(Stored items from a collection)
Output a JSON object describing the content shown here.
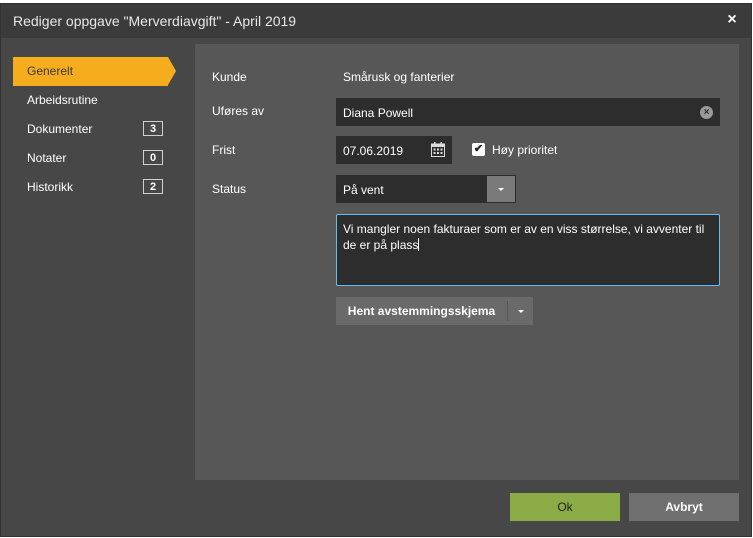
{
  "dialog": {
    "title": "Rediger oppgave \"Merverdiavgift\" - April 2019",
    "close_glyph": "×"
  },
  "nav": {
    "items": [
      {
        "label": "Generelt",
        "active": true
      },
      {
        "label": "Arbeidsrutine"
      },
      {
        "label": "Dokumenter",
        "count": "3"
      },
      {
        "label": "Notater",
        "count": "0"
      },
      {
        "label": "Historikk",
        "count": "2"
      }
    ]
  },
  "form": {
    "kunde_label": "Kunde",
    "kunde_value": "Smårusk og fanterier",
    "utfores_label": "Uføres av",
    "utfores_value": "Diana Powell",
    "frist_label": "Frist",
    "frist_value": "07.06.2019",
    "priority_label": "Høy prioritet",
    "priority_checked": true,
    "status_label": "Status",
    "status_value": "På vent",
    "note": "Vi mangler noen fakturaer som er av en viss størrelse, vi avventer til de er på plass"
  },
  "actions": {
    "fetch_label": "Hent avstemmingsskjema",
    "ok_label": "Ok",
    "cancel_label": "Avbryt"
  },
  "colors": {
    "accent": "#f5ad1d",
    "ok": "#8aab46",
    "focus": "#5ec0f0"
  },
  "icons": {
    "close": "close-icon",
    "clear": "clear-icon",
    "calendar": "calendar-icon",
    "check": "checkmark-icon",
    "dropdown": "chevron-down-icon"
  }
}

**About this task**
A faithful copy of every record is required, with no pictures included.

**Completed task**
Output a JSON object describing the content shown here.
{
  "dialog": {
    "title": "Rediger oppgave \"Merverdiavgift\" - April 2019",
    "close_glyph": "×"
  },
  "nav": {
    "items": [
      {
        "label": "Generelt",
        "active": true
      },
      {
        "label": "Arbeidsrutine"
      },
      {
        "label": "Dokumenter",
        "count": "3"
      },
      {
        "label": "Notater",
        "count": "0"
      },
      {
        "label": "Historikk",
        "count": "2"
      }
    ]
  },
  "form": {
    "kunde_label": "Kunde",
    "kunde_value": "Smårusk og fanterier",
    "utfores_label": "Uføres av",
    "utfores_value": "Diana Powell",
    "frist_label": "Frist",
    "frist_value": "07.06.2019",
    "priority_label": "Høy prioritet",
    "priority_checked": true,
    "status_label": "Status",
    "status_value": "På vent",
    "note": "Vi mangler noen fakturaer som er av en viss størrelse, vi avventer til de er på plass"
  },
  "actions": {
    "fetch_label": "Hent avstemmingsskjema",
    "ok_label": "Ok",
    "cancel_label": "Avbryt"
  },
  "colors": {
    "accent": "#f5ad1d",
    "ok": "#8aab46",
    "focus": "#5ec0f0"
  },
  "icons": {
    "close": "close-icon",
    "clear": "clear-icon",
    "calendar": "calendar-icon",
    "check": "checkmark-icon",
    "dropdown": "chevron-down-icon"
  }
}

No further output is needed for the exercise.